|U.S. Classification||29/33.00C, 164/476, 72/235, 164/420, 72/221, 164/443|
|International Classification||B21B3/00, B22D11/043, B21B1/18, B22D11/12, B21B39/00, B21B13/22, B21B39/08, B21B13/00, B22D11/04, B21B1/08, B21B41/08, B21B13/06, B21B1/46, B21B35/04, B22D11/00, B21B15/00, B22D11/14|
|Cooperative Classification||B21B2013/006, B21B13/005, B21B2015/0057, B22D11/005, B21B35/04, B22D11/0403, B21B39/006, B21B2203/22, B21B41/08, B21B1/08, B21B2013/003, B21B13/06, B22D11/147, B21B3/00, B21B1/463, B21B1/18, Y10T29/5184|
|European Classification||B22D11/04M, B21B13/06, B21B35/04, B21B1/46C, B21B1/18, B22D11/14M, B22D11/00B|
|Jul 12, 2002||AS||Assignment|
|Nov 18, 2007||LAPS||Lapse for failure to pay maintenance fees|
|Jan 8, 2008||FP||Expired due to failure to pay maintenance fee|
Effective date: 20071118
|Jun 5, 2009||AS||Assignment|

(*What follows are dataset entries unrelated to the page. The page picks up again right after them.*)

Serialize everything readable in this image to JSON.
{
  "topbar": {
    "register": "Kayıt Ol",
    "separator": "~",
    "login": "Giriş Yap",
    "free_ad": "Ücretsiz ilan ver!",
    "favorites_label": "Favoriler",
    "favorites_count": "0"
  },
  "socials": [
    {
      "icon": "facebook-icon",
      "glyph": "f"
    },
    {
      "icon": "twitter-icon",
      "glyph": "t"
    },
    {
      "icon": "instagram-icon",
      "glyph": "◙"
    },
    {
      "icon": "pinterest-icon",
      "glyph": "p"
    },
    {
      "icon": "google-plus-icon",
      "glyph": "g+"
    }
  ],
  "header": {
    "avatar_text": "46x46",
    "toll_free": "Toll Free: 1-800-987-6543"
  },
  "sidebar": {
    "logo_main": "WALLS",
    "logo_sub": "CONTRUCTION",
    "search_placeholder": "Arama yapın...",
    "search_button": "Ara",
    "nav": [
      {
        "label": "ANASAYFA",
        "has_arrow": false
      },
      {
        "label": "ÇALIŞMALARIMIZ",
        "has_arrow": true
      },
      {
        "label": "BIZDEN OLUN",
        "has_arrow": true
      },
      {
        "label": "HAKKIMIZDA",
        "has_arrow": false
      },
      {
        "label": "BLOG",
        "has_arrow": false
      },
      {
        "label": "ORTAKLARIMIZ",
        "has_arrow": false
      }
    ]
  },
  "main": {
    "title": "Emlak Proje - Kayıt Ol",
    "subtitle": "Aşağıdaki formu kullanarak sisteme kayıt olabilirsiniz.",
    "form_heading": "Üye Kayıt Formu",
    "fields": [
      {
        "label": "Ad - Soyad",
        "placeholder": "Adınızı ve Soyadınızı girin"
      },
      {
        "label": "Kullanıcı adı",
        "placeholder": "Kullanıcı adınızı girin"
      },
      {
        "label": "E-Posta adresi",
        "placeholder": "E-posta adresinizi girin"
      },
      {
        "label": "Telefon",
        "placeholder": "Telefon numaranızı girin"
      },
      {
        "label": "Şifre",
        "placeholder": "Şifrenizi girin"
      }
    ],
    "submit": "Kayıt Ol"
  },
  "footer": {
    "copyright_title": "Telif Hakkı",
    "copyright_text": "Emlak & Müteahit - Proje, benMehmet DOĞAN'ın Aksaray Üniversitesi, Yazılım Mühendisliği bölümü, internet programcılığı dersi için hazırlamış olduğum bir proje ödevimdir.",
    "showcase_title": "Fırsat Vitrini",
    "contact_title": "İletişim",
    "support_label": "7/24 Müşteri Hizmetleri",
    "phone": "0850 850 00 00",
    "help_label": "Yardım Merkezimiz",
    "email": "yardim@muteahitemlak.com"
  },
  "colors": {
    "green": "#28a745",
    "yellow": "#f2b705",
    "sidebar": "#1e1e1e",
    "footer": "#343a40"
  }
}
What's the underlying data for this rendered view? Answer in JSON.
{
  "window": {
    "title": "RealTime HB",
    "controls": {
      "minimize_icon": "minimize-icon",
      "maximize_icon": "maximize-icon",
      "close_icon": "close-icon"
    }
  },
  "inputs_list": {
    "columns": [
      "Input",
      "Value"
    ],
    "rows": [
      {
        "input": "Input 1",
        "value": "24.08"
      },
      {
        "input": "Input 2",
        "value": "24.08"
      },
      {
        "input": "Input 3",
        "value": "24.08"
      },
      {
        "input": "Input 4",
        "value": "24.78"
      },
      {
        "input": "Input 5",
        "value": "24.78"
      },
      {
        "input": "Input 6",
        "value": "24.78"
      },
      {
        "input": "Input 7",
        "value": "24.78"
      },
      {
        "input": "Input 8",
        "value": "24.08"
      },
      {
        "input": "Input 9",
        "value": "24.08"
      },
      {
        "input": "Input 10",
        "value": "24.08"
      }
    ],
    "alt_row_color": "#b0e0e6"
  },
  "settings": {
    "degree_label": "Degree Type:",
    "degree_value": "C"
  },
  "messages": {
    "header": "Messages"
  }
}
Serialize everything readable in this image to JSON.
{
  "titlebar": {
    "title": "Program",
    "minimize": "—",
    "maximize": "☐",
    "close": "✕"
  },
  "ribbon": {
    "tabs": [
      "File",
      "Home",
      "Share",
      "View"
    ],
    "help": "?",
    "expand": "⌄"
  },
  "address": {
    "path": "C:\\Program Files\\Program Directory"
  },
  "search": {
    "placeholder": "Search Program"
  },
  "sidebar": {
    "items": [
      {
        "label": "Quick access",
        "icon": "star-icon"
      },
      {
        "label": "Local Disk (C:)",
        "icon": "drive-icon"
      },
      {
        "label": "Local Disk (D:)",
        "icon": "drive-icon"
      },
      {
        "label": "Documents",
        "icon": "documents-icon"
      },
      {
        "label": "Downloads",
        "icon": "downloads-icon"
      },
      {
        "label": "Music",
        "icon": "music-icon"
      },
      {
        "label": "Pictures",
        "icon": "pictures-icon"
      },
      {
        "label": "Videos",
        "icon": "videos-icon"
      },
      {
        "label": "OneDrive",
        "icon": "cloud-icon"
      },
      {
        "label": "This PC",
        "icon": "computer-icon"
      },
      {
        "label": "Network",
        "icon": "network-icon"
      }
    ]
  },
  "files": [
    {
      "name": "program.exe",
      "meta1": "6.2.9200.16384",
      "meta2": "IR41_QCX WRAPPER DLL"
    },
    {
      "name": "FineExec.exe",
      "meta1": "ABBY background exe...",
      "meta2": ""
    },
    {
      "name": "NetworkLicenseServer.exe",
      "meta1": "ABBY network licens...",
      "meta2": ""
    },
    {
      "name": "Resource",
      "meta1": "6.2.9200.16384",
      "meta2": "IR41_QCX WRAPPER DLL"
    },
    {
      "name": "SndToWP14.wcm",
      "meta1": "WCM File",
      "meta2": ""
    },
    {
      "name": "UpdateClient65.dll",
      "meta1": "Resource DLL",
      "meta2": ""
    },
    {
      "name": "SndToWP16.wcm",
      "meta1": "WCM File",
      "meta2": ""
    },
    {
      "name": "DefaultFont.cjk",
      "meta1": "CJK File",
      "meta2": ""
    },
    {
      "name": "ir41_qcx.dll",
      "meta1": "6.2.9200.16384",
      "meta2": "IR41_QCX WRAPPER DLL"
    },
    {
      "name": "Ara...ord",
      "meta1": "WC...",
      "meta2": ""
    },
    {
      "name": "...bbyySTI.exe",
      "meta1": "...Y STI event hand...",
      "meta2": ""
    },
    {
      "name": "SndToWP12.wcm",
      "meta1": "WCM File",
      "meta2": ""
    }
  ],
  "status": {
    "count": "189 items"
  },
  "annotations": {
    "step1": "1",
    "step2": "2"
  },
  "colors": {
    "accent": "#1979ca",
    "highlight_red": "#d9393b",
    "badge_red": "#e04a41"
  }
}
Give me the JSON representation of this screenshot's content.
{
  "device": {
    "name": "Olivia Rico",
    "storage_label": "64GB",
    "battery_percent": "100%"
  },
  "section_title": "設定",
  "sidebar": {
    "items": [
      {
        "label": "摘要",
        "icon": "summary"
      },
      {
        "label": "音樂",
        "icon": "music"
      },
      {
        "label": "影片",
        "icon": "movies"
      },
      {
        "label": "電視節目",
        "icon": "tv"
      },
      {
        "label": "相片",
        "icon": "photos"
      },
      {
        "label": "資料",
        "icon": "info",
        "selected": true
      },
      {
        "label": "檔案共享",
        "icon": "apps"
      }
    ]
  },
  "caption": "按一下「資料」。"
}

Owner name: SMS SIEMAG AKTIENGESELLSCHAFT, GERMANY
Free format text: CHANGE OF NAME;ASSIGNOR:SMS DEMAG AKTIENGESELLSCHAFT;REEL/FRAME:022793/0181
Effective date: 20090325